Segment Open
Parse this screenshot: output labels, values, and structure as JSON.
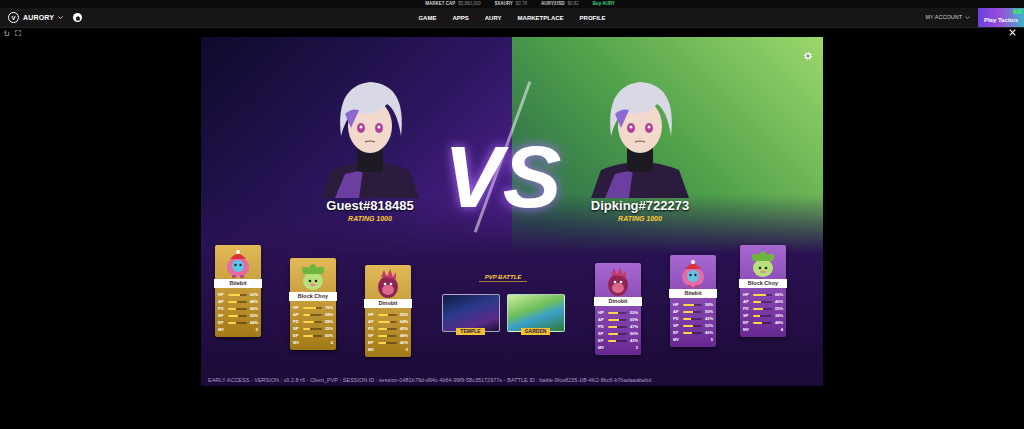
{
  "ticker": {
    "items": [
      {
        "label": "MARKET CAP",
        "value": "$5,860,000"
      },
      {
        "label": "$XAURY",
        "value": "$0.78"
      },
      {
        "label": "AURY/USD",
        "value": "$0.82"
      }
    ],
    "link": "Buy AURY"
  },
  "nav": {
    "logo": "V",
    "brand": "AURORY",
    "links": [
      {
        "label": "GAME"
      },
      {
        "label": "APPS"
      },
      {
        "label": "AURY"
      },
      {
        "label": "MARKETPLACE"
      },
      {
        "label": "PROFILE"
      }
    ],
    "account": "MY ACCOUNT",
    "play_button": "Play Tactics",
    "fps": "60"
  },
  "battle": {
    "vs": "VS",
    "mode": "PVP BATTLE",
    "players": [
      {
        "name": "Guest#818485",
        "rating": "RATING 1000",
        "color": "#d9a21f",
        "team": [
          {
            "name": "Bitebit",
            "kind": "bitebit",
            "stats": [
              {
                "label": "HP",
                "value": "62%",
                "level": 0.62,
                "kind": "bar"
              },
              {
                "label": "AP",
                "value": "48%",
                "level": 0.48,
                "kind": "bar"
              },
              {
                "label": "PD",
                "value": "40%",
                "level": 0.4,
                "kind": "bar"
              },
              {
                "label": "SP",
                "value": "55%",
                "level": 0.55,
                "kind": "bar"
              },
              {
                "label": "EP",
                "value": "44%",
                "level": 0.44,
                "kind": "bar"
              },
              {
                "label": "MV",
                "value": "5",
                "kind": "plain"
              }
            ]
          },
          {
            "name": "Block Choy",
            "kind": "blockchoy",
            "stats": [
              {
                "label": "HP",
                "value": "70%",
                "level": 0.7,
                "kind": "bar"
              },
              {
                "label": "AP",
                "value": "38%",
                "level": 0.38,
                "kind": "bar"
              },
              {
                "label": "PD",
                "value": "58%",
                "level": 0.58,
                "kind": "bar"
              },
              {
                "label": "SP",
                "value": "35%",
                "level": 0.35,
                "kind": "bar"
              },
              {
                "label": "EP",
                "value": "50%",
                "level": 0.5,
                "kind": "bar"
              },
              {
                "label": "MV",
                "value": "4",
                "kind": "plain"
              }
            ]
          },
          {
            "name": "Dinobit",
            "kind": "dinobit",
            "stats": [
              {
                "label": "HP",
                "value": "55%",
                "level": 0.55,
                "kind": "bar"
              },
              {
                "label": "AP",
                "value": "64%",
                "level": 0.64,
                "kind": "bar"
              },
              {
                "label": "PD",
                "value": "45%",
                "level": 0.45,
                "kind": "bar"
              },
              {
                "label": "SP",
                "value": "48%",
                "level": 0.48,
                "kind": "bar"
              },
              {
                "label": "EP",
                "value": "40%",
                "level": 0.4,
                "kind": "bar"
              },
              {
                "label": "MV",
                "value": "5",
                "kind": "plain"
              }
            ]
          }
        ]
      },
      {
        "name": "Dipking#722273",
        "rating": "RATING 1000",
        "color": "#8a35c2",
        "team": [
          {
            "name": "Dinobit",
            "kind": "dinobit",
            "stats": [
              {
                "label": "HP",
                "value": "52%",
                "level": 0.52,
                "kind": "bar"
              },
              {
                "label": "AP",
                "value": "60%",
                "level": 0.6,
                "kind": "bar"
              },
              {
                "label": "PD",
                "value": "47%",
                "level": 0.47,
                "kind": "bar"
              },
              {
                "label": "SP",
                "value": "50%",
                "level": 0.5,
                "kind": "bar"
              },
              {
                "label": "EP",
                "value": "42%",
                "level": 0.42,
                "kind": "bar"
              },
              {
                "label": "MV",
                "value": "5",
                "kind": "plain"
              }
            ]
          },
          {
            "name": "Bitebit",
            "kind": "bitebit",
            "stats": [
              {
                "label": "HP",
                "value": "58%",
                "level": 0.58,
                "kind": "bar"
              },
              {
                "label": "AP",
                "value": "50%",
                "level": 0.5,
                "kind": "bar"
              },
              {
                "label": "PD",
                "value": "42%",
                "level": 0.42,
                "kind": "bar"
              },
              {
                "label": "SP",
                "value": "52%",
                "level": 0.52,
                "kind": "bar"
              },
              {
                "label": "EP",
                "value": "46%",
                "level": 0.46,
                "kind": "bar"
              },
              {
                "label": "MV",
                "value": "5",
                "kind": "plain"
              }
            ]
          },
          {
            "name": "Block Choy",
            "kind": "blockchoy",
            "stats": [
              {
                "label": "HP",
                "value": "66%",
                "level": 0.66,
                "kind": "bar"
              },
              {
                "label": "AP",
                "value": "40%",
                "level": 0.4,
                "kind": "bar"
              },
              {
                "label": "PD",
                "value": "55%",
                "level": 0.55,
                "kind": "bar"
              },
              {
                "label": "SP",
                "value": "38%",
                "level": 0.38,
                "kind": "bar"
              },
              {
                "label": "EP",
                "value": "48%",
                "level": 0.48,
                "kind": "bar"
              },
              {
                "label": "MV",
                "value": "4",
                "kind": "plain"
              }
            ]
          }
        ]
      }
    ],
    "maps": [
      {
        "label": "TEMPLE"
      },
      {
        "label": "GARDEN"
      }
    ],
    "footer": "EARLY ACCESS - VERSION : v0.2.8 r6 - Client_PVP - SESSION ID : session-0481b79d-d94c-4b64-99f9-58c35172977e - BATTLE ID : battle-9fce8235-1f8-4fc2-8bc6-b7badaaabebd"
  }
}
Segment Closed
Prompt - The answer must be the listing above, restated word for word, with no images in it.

Your response -
Parse this screenshot: output labels, values, and structure as JSON.
{
  "ticker": {
    "items": [
      {
        "label": "MARKET CAP",
        "value": "$5,860,000"
      },
      {
        "label": "$XAURY",
        "value": "$0.78"
      },
      {
        "label": "AURY/USD",
        "value": "$0.82"
      }
    ],
    "link": "Buy AURY"
  },
  "nav": {
    "logo": "V",
    "brand": "AURORY",
    "links": [
      {
        "label": "GAME"
      },
      {
        "label": "APPS"
      },
      {
        "label": "AURY"
      },
      {
        "label": "MARKETPLACE"
      },
      {
        "label": "PROFILE"
      }
    ],
    "account": "MY ACCOUNT",
    "play_button": "Play Tactics",
    "fps": "60"
  },
  "battle": {
    "vs": "VS",
    "mode": "PVP BATTLE",
    "players": [
      {
        "name": "Guest#818485",
        "rating": "RATING 1000",
        "color": "#d9a21f",
        "team": [
          {
            "name": "Bitebit",
            "kind": "bitebit",
            "stats": [
              {
                "label": "HP",
                "value": "62%",
                "level": 0.62,
                "kind": "bar"
              },
              {
                "label": "AP",
                "value": "48%",
                "level": 0.48,
                "kind": "bar"
              },
              {
                "label": "PD",
                "value": "40%",
                "level": 0.4,
                "kind": "bar"
              },
              {
                "label": "SP",
                "value": "55%",
                "level": 0.55,
                "kind": "bar"
              },
              {
                "label": "EP",
                "value": "44%",
                "level": 0.44,
                "kind": "bar"
              },
              {
                "label": "MV",
                "value": "5",
                "kind": "plain"
              }
            ]
          },
          {
            "name": "Block Choy",
            "kind": "blockchoy",
            "stats": [
              {
                "label": "HP",
                "value": "70%",
                "level": 0.7,
                "kind": "bar"
              },
              {
                "label": "AP",
                "value": "38%",
                "level": 0.38,
                "kind": "bar"
              },
              {
                "label": "PD",
                "value": "58%",
                "level": 0.58,
                "kind": "bar"
              },
              {
                "label": "SP",
                "value": "35%",
                "level": 0.35,
                "kind": "bar"
              },
              {
                "label": "EP",
                "value": "50%",
                "level": 0.5,
                "kind": "bar"
              },
              {
                "label": "MV",
                "value": "4",
                "kind": "plain"
              }
            ]
          },
          {
            "name": "Dinobit",
            "kind": "dinobit",
            "stats": [
              {
                "label": "HP",
                "value": "55%",
                "level": 0.55,
                "kind": "bar"
              },
              {
                "label": "AP",
                "value": "64%",
                "level": 0.64,
                "kind": "bar"
              },
              {
                "label": "PD",
                "value": "45%",
                "level": 0.45,
                "kind": "bar"
              },
              {
                "label": "SP",
                "value": "48%",
                "level": 0.48,
                "kind": "bar"
              },
              {
                "label": "EP",
                "value": "40%",
                "level": 0.4,
                "kind": "bar"
              },
              {
                "label": "MV",
                "value": "5",
                "kind": "plain"
              }
            ]
          }
        ]
      },
      {
        "name": "Dipking#722273",
        "rating": "RATING 1000",
        "color": "#8a35c2",
        "team": [
          {
            "name": "Dinobit",
            "kind": "dinobit",
            "stats": [
              {
                "label": "HP",
                "value": "52%",
                "level": 0.52,
                "kind": "bar"
              },
              {
                "label": "AP",
                "value": "60%",
                "level": 0.6,
                "kind": "bar"
              },
              {
                "label": "PD",
                "value": "47%",
                "level": 0.47,
                "kind": "bar"
              },
              {
                "label": "SP",
                "value": "50%",
                "level": 0.5,
                "kind": "bar"
              },
              {
                "label": "EP",
                "value": "42%",
                "level": 0.42,
                "kind": "bar"
              },
              {
                "label": "MV",
                "value": "5",
                "kind": "plain"
              }
            ]
          },
          {
            "name": "Bitebit",
            "kind": "bitebit",
            "stats": [
              {
                "label": "HP",
                "value": "58%",
                "level": 0.58,
                "kind": "bar"
              },
              {
                "label": "AP",
                "value": "50%",
                "level": 0.5,
                "kind": "bar"
              },
              {
                "label": "PD",
                "value": "42%",
                "level": 0.42,
                "kind": "bar"
              },
              {
                "label": "SP",
                "value": "52%",
                "level": 0.52,
                "kind": "bar"
              },
              {
                "label": "EP",
                "value": "46%",
                "level": 0.46,
                "kind": "bar"
              },
              {
                "label": "MV",
                "value": "5",
                "kind": "plain"
              }
            ]
          },
          {
            "name": "Block Choy",
            "kind": "blockchoy",
            "stats": [
              {
                "label": "HP",
                "value": "66%",
                "level": 0.66,
                "kind": "bar"
              },
              {
                "label": "AP",
                "value": "40%",
                "level": 0.4,
                "kind": "bar"
              },
              {
                "label": "PD",
                "value": "55%",
                "level": 0.55,
                "kind": "bar"
              },
              {
                "label": "SP",
                "value": "38%",
                "level": 0.38,
                "kind": "bar"
              },
              {
                "label": "EP",
                "value": "48%",
                "level": 0.48,
                "kind": "bar"
              },
              {
                "label": "MV",
                "value": "4",
                "kind": "plain"
              }
            ]
          }
        ]
      }
    ],
    "maps": [
      {
        "label": "TEMPLE"
      },
      {
        "label": "GARDEN"
      }
    ],
    "footer": "EARLY ACCESS - VERSION : v0.2.8 r6 - Client_PVP - SESSION ID : session-0481b79d-d94c-4b64-99f9-58c35172977e - BATTLE ID : battle-9fce8235-1f8-4fc2-8bc6-b7badaaabebd"
  }
}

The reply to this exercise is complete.